Popular cars made during this time include Ford's Model T and Model A, General Motor's Cadillac, and Chrysler's early Plymouths.

Safety of Vintage Cars

In no way were vintage cars as safe as vehicles that are produced today. Where modern car manufacturers must adhere to strict safety guidelines, when automobiles were just beginning, there were no set rules in place. As such, there were no vehicle requirements related to windshields, doors, lights, turn signals, or seat belts. In addition, there were no pollution control devices or air bags, and brakes were often faulty.

Vehicle Condition Rating

To car enthusiasts, collectors, and investors, a vehicle's condition rating is important. When restoring a vehicle and looking for parts for it, it is important to keep these categories in mind.

Category
Points
Condition
Description
I
90-100
Perfect
Vehicle is in good or better condition than the day it was produced; flawless
II
80-89
Excellent
Vehicle is in excellent or superior condition; near flawless
III
70-79
Fine
Vehicle with older restoration or original car with little wear
IV
60-69
Very Good
Vehicle in original condition or an older, well-cared-for restoration
V
50-59
Good
Vehicle showing wear and needs work or minor restoration; no major flaws
VI
40-49
Driver
Vehicle is completely functional; may be flawed cosmetically but runs fine
VII
30-39
Restorable
Vehicle needs restoration of the motor, body, or interior; does not need many parts
VIII
20-29
Partial
Vehicle needs extensive restoration and many parts
IX
Under 20
Parts car
Vehicle that is not restorable; used for its parts to restore other cars

When buying vintage car parts, consumers should remember the categories and plan restorations accordingly.

Locating Vintage Car Parts

It can be time-consuming to locate vintage car parts. Whether it is a tiny decal for the interior of the car or a critical component of the engine, each is important in restoring the perfect vintage car. With a little bit of care, used parts can be restored to like-new condition.

Another option is to find new old stock parts. These are parts made by the provider who manufactured them for the sale at the car dealership, so these parts are often as old as the vehicles for which they were built, but they have never been used. As such, they are considered new and in perfect condition. Because these parts are limited, demand often exceeds the supply, and the hefty prices reflect this.

There are several outlets for finding vintage car parts:
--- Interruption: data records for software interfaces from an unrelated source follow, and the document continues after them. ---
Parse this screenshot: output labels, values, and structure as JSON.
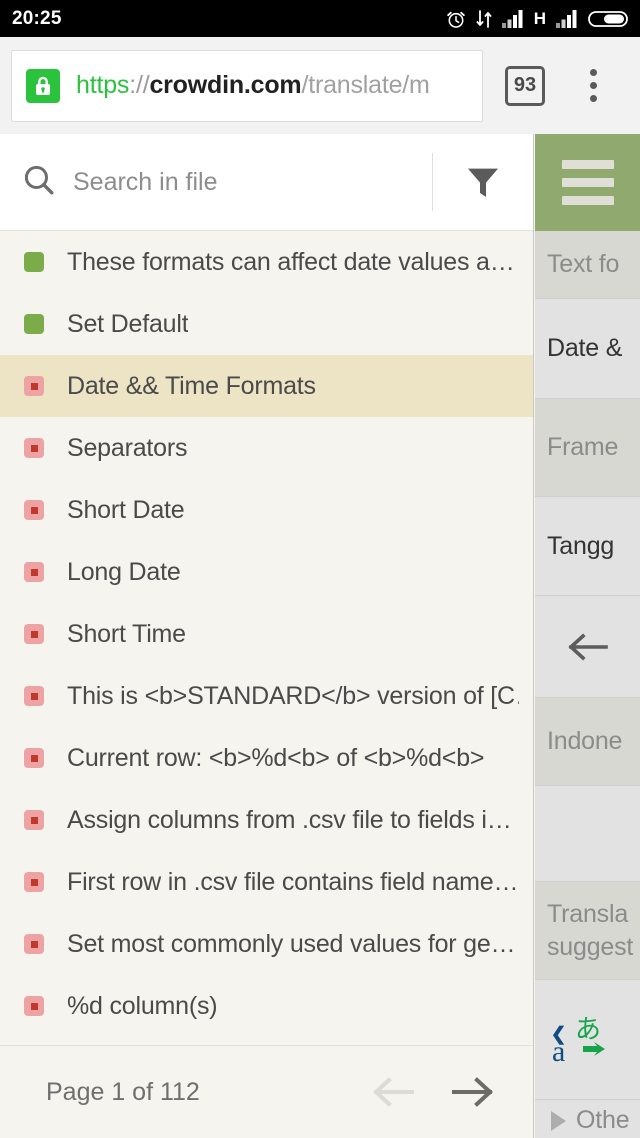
{
  "status_bar": {
    "time": "20:25",
    "network_letter": "H",
    "icons": [
      "alarm-clock-icon",
      "data-transfer-icon",
      "signal-bars-icon",
      "signal-bars-icon-2",
      "battery-icon"
    ]
  },
  "browser": {
    "url": {
      "scheme": "https",
      "separator": "://",
      "host": "crowdin.com",
      "path": "/translate/m"
    },
    "secure_icon": "lock-icon",
    "tab_count": "93",
    "menu_icon": "kebab-menu-icon"
  },
  "search": {
    "placeholder": "Search in file",
    "value": "",
    "icon": "search-icon",
    "filter_icon": "filter-funnel-icon"
  },
  "strings": [
    {
      "label": "These formats can affect date values a…",
      "status": "approved"
    },
    {
      "label": "Set Default",
      "status": "approved"
    },
    {
      "label": "Date && Time Formats",
      "status": "untranslated",
      "selected": true
    },
    {
      "label": "Separators",
      "status": "untranslated"
    },
    {
      "label": "Short Date",
      "status": "untranslated"
    },
    {
      "label": "Long Date",
      "status": "untranslated"
    },
    {
      "label": "Short Time",
      "status": "untranslated"
    },
    {
      "label": "This is <b>STANDARD</b> version of [C…",
      "status": "untranslated"
    },
    {
      "label": "Current row: <b>%d<b> of <b>%d<b>",
      "status": "untranslated"
    },
    {
      "label": "Assign columns from .csv file to fields i…",
      "status": "untranslated"
    },
    {
      "label": "First row in .csv file contains field name…",
      "status": "untranslated"
    },
    {
      "label": "Set most commonly used values for ge…",
      "status": "untranslated"
    },
    {
      "label": "%d column(s)",
      "status": "untranslated"
    }
  ],
  "pager": {
    "text": "Page 1 of 112",
    "prev_icon": "arrow-left-icon",
    "next_icon": "arrow-right-icon",
    "prev_enabled": false,
    "next_enabled": true
  },
  "translation_panel": {
    "menu_icon": "hamburger-menu-icon",
    "source_header": "Text fo",
    "source_text": "Date &",
    "frame_label": "Frame",
    "translation_value": "Tangg",
    "back_icon": "arrow-left-icon",
    "language_label": "Indone",
    "suggestion_line1": "Transla",
    "suggestion_line2": "suggest",
    "machine_translation_icon": "google-translate-icon",
    "other_label": "Othe",
    "other_icon": "triangle-right-icon"
  },
  "colors": {
    "accent_green": "#8fa96e",
    "approved": "#7cab4a",
    "untranslated": "#eda3a3",
    "untranslated_core": "#c0392b",
    "selected_row": "#ece4c5",
    "secure_green": "#2bc33e",
    "panel_bg": "#e0e0e0",
    "list_bg": "#f5f4ef"
  }
}
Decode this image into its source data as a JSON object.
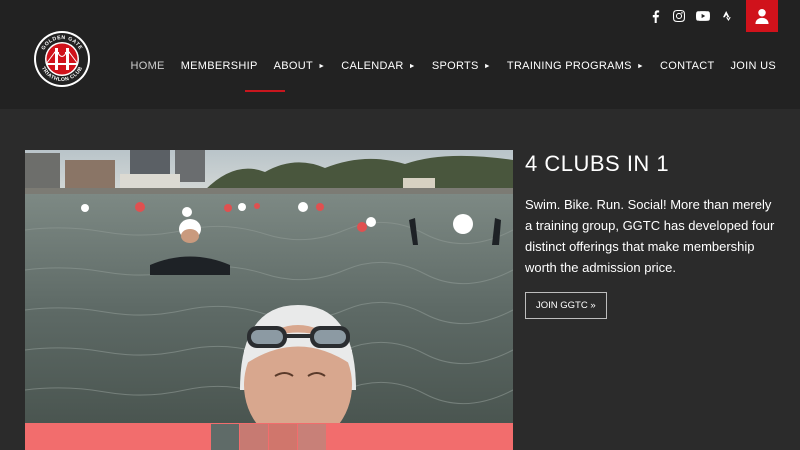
{
  "header": {
    "logo_text_top": "GOLDEN GATE",
    "logo_text_bottom": "TRIATHLON CLUB",
    "social_icons": [
      "facebook-icon",
      "instagram-icon",
      "youtube-icon",
      "strava-icon",
      "user-icon"
    ]
  },
  "nav": {
    "items": [
      {
        "label": "HOME",
        "has_submenu": false,
        "active": true
      },
      {
        "label": "MEMBERSHIP",
        "has_submenu": false
      },
      {
        "label": "ABOUT",
        "has_submenu": true
      },
      {
        "label": "CALENDAR",
        "has_submenu": true
      },
      {
        "label": "SPORTS",
        "has_submenu": true
      },
      {
        "label": "TRAINING PROGRAMS",
        "has_submenu": true
      },
      {
        "label": "CONTACT",
        "has_submenu": false
      },
      {
        "label": "JOIN US",
        "has_submenu": false
      }
    ],
    "caret": "►"
  },
  "hero": {
    "title": "4 CLUBS IN 1",
    "body": "Swim. Bike. Run. Social! More than merely a training group, GGTC has developed four distinct offerings that make membership worth the admission price.",
    "button_label": "JOIN GGTC »"
  },
  "colors": {
    "accent": "#d0121b",
    "header_bg": "#222222",
    "page_bg": "#2b2b2b",
    "thumbbar_bg": "#f26d6d"
  }
}
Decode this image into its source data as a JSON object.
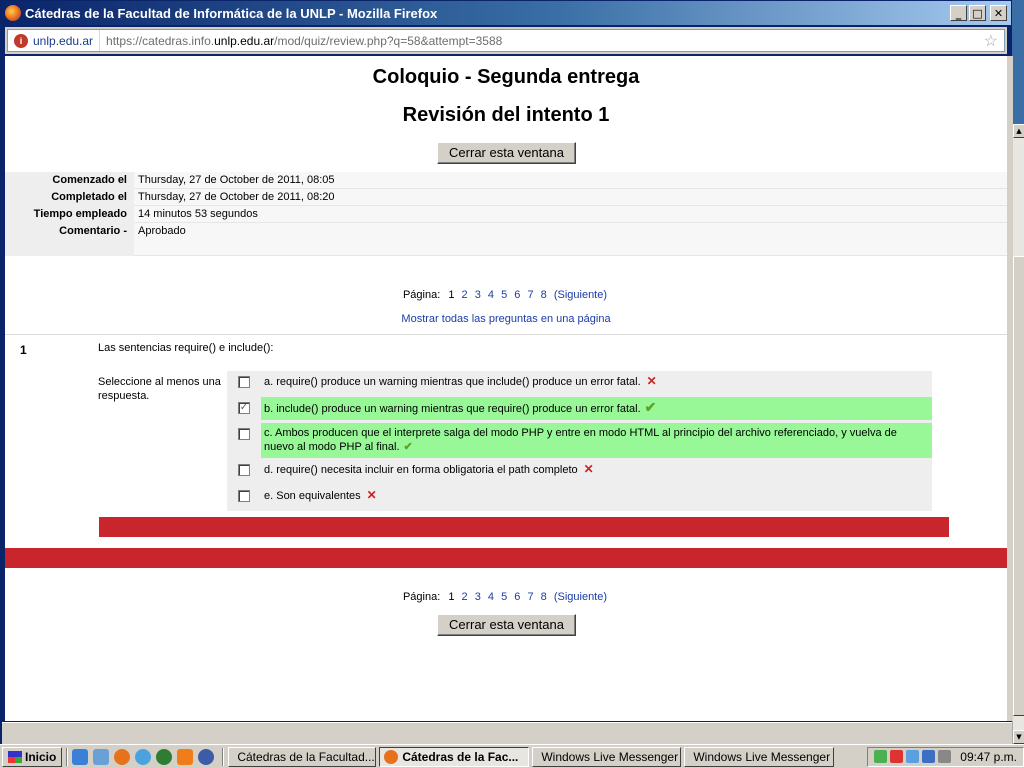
{
  "window": {
    "title": "Cátedras de la Facultad de Informática de la UNLP - Mozilla Firefox",
    "buttons": {
      "minimize": "_",
      "maximize": "□",
      "close": "✕"
    }
  },
  "urlbar": {
    "site_identity": "unlp.edu.ar",
    "favicon_letter": "i",
    "url_prefix": "https://catedras.info.",
    "url_domain": "unlp.edu.ar",
    "url_suffix": "/mod/quiz/review.php?q=58&attempt=3588",
    "bookmark_star": "☆"
  },
  "page": {
    "title": "Coloquio - Segunda entrega",
    "subtitle": "Revisión del intento 1",
    "close_button": "Cerrar esta ventana",
    "info": [
      {
        "label": "Comenzado el",
        "value": "Thursday, 27 de October de 2011, 08:05"
      },
      {
        "label": "Completado el",
        "value": "Thursday, 27 de October de 2011, 08:20"
      },
      {
        "label": "Tiempo empleado",
        "value": "14 minutos 53 segundos"
      },
      {
        "label": "Comentario -",
        "value": "Aprobado"
      }
    ],
    "paging": {
      "label": "Página:",
      "current": "1",
      "pages": [
        "2",
        "3",
        "4",
        "5",
        "6",
        "7",
        "8"
      ],
      "next": "(Siguiente)"
    },
    "show_all": "Mostrar todas las preguntas en una página",
    "question": {
      "number": "1",
      "text": "Las sentencias require() e include():",
      "prompt": "Seleccione al menos una respuesta.",
      "answers": [
        {
          "text": "a. require() produce un warning mientras que include() produce un error fatal.",
          "checked": false,
          "correct": false,
          "mark": "✕"
        },
        {
          "text": "b. include() produce un warning mientras que require() produce un error fatal.",
          "checked": true,
          "correct": true,
          "mark": "✔"
        },
        {
          "text": "c. Ambos producen que el interprete salga del modo PHP y entre en modo HTML al principio del archivo referenciado, y vuelva de nuevo al modo PHP al final.",
          "checked": false,
          "correct": true,
          "mark": "✔"
        },
        {
          "text": "d. require() necesita incluir en forma obligatoria el path completo",
          "checked": false,
          "correct": false,
          "mark": "✕"
        },
        {
          "text": "e. Son equivalentes",
          "checked": false,
          "correct": false,
          "mark": "✕"
        }
      ],
      "check_mark": "✓"
    }
  },
  "taskbar": {
    "start": "Inicio",
    "tasks": [
      "Cátedras de la Facultad...",
      "Cátedras de la Fac...",
      "Windows Live Messenger",
      "Windows Live Messenger"
    ],
    "clock": "09:47 p.m."
  },
  "colors": {
    "correct_bg": "#98f898",
    "error_bar": "#c9252d",
    "link": "#1a3da8"
  }
}
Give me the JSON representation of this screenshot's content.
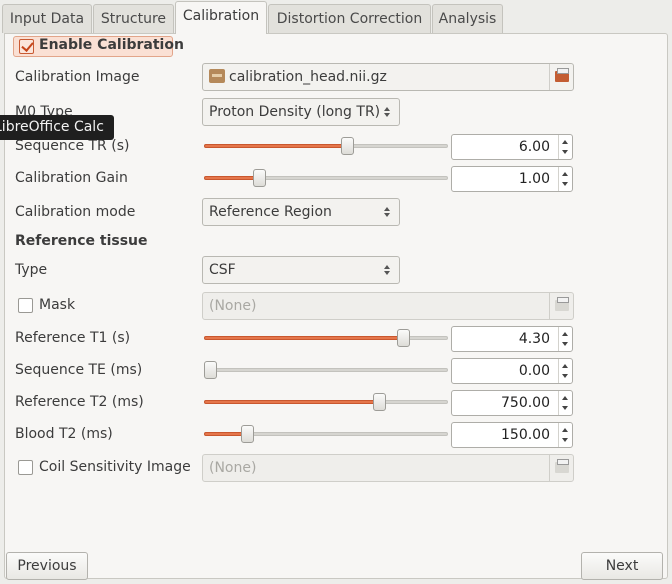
{
  "tabs": [
    {
      "label": "Input Data"
    },
    {
      "label": "Structure"
    },
    {
      "label": "Calibration"
    },
    {
      "label": "Distortion Correction"
    },
    {
      "label": "Analysis"
    }
  ],
  "active_tab": "Calibration",
  "enable_calibration": {
    "label": "Enable Calibration",
    "checked": true
  },
  "calibration_image": {
    "label": "Calibration Image",
    "value": "calibration_head.nii.gz",
    "icon": "folder-icon"
  },
  "m0_type": {
    "label": "M0 Type",
    "value": "Proton Density (long TR)"
  },
  "tooltip": {
    "text": "LibreOffice Calc"
  },
  "sequence_tr": {
    "label": "Sequence TR (s)",
    "value": "6.00",
    "slider_fraction": 0.59
  },
  "calibration_gain": {
    "label": "Calibration Gain",
    "value": "1.00",
    "slider_fraction": 0.21
  },
  "calibration_mode": {
    "label": "Calibration mode",
    "value": "Reference Region"
  },
  "reference_tissue": {
    "heading": "Reference tissue"
  },
  "type": {
    "label": "Type",
    "value": "CSF"
  },
  "mask": {
    "label": "Mask",
    "checked": false,
    "value": "(None)"
  },
  "reference_t1": {
    "label": "Reference T1 (s)",
    "value": "4.30",
    "slider_fraction": 0.83
  },
  "sequence_te": {
    "label": "Sequence TE (ms)",
    "value": "0.00",
    "slider_fraction": 0.0
  },
  "reference_t2": {
    "label": "Reference T2 (ms)",
    "value": "750.00",
    "slider_fraction": 0.73
  },
  "blood_t2": {
    "label": "Blood T2 (ms)",
    "value": "150.00",
    "slider_fraction": 0.16
  },
  "coil_sensitivity": {
    "label": "Coil Sensitivity Image",
    "checked": false,
    "value": "(None)"
  },
  "footer": {
    "previous_label": "Previous",
    "next_label": "Next"
  },
  "colors": {
    "accent": "#e5764b",
    "background": "#f7f6f4"
  }
}
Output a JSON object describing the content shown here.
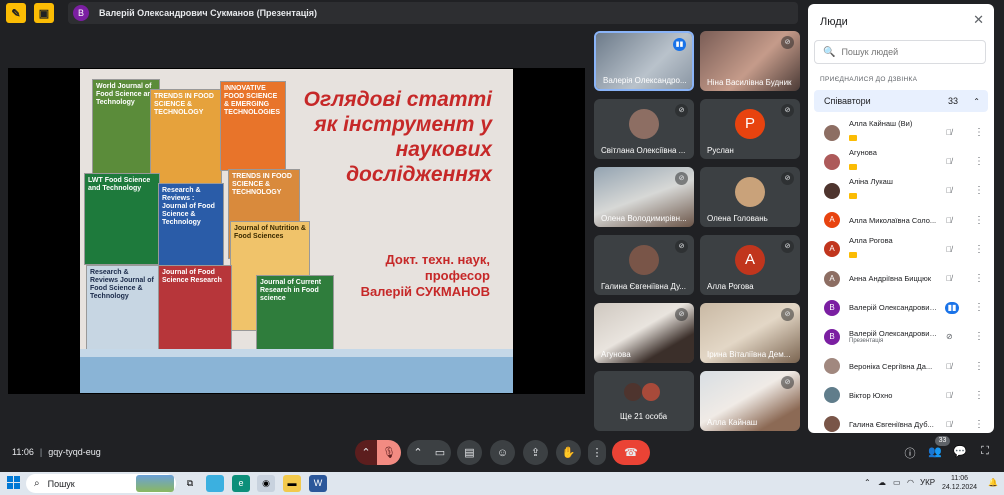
{
  "window": {
    "presenter_title": "Валерій Олександрович Сукманов (Презентація)",
    "presenter_initial": "В"
  },
  "slide": {
    "title_lines": [
      "Оглядові статті",
      "як інструмент у",
      "наукових",
      "дослідженнях"
    ],
    "author_lines": [
      "Докт. техн. наук,",
      "професор",
      "Валерій СУКМАНОВ"
    ],
    "covers": [
      "World Journal of Food Science and Technology",
      "TRENDS IN FOOD SCIENCE & TECHNOLOGY",
      "INNOVATIVE FOOD SCIENCE & EMERGING TECHNOLOGIES",
      "LWT Food Science and Technology",
      "Research & Reviews : Journal of Food Science & Technology",
      "TRENDS IN FOOD SCIENCE & TECHNOLOGY",
      "Journal of Nutrition & Food Sciences",
      "Research & Reviews Journal of Food Science & Technology",
      "Journal of Food Science Research",
      "Journal of Current Research in Food science"
    ]
  },
  "tiles": [
    {
      "name": "Валерія Олександро...",
      "type": "photo",
      "speaking": true
    },
    {
      "name": "Ніна Василівна Будник",
      "type": "photo"
    },
    {
      "name": "Світлана Олексіївна ...",
      "type": "photo-avatar"
    },
    {
      "name": "Руслан",
      "type": "letter",
      "letter": "Р",
      "color": "#e8430f"
    },
    {
      "name": "Олена Володимирівн...",
      "type": "photo"
    },
    {
      "name": "Олена Головань",
      "type": "photo-avatar"
    },
    {
      "name": "Галина Євгеніївна Ду...",
      "type": "photo-avatar"
    },
    {
      "name": "Алла Рогова",
      "type": "letter",
      "letter": "А",
      "color": "#d93b1f"
    },
    {
      "name": "Агунова",
      "type": "photo"
    },
    {
      "name": "Ірина Віталіївна Дем...",
      "type": "photo"
    },
    {
      "name": "Ще 21 особа",
      "type": "more"
    },
    {
      "name": "Алла Кайнаш",
      "type": "photo"
    }
  ],
  "bottom_bar": {
    "time": "11:06",
    "meeting_code": "gqy-tyqd-eug",
    "people_count": "33"
  },
  "people_panel": {
    "header": "Люди",
    "search_placeholder": "Пошук людей",
    "section_label": "ПРИЄДНАЛИСЯ ДО ДЗВІНКА",
    "group_name": "Співавтори",
    "group_count": "33",
    "participants": [
      {
        "name": "Алла Кайнаш (Ви)",
        "initial": "",
        "color": "#8d6e63",
        "badge": true,
        "mic": "muted"
      },
      {
        "name": "Агунова",
        "initial": "",
        "color": "#ad5a5a",
        "badge": true,
        "mic": "muted"
      },
      {
        "name": "Аліна Лукаш",
        "initial": "",
        "color": "#4e342e",
        "badge": true,
        "mic": "muted"
      },
      {
        "name": "Алла Миколаївна Соло...",
        "initial": "А",
        "color": "#e8430f",
        "badge": false,
        "mic": "muted"
      },
      {
        "name": "Алла Рогова",
        "initial": "А",
        "color": "#c1351d",
        "badge": true,
        "mic": "muted"
      },
      {
        "name": "Анна Андріївна Биццюк",
        "initial": "А",
        "color": "#8d6e63",
        "badge": false,
        "mic": "muted"
      },
      {
        "name": "Валерій Олександрович...",
        "initial": "В",
        "color": "#7b1fa2",
        "badge": false,
        "mic": "live"
      },
      {
        "name": "Валерій Олександрович...",
        "sub": "Презентація",
        "initial": "В",
        "color": "#7b1fa2",
        "badge": false,
        "mic": "off"
      },
      {
        "name": "Вероніка Сергіївна Да...",
        "initial": "",
        "color": "#a1887f",
        "badge": false,
        "mic": "muted"
      },
      {
        "name": "Віктор Юхно",
        "initial": "",
        "color": "#607d8b",
        "badge": false,
        "mic": "muted"
      },
      {
        "name": "Галина Євгеніївна Дуб...",
        "initial": "",
        "color": "#795548",
        "badge": false,
        "mic": "muted"
      }
    ]
  },
  "taskbar": {
    "search_label": "Пошук",
    "language": "УКР",
    "clock_time": "11:06",
    "clock_date": "24.12.2024"
  }
}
  • Online Forums: By browsing online forums, consumers can find information on any vintage car. In fact, some of the larger sites have sections where cars, car parts, and accessories can be found at good prices.
  • Retailers: There are three large retailers who are considered to be reputable sellers of vintage car parts. Kanter Auto, U.S.A. Parts Supply, and Hemmings are domestic retailers that boast wide selections of car parts for all makes and models of cars from eras past.
  • Classic Car Junk Yards: These junk yards are packed with valuable vintage car parts in all conditions, if the consumer is willing to do some digging. Usually, cars that are similar will be grouped together, so check with the owner to see how the lot is organized.
  • Car Shows: A local car show, often held at county fairgrounds, is another great place to find vintage car parts. Although these shows only last a few days, they are worth checking out because deals abound from sellers all over the nation.
  • eBay: eBay is another place to consider when looking for vintage car parts. This large, online marketplace allows shoppers to search for car parts in an organized format from the comfort of their homes. Shoppers can limit their searches in many ways, and deals are abundant here.

It is often easier to find engine, brake, and suspension parts rather than lesser known parts, such as control arms or strut rods. The cost of harder to find items varies by model, make, and year as well as how many parts were made by the manufacturer. When looking for the best prices, it is smart to shop around and compare costs. However, if the part is rare, consumers should expect to pay more for it.

The desire for acquiring vintage car parts is big with car enthusiasts, hobbyists, and collectors.Knowing where to locate vintage car parts is helpful, especially when searching for a smaller accessory, and consumers should check out several outlets and compare pricing if possible.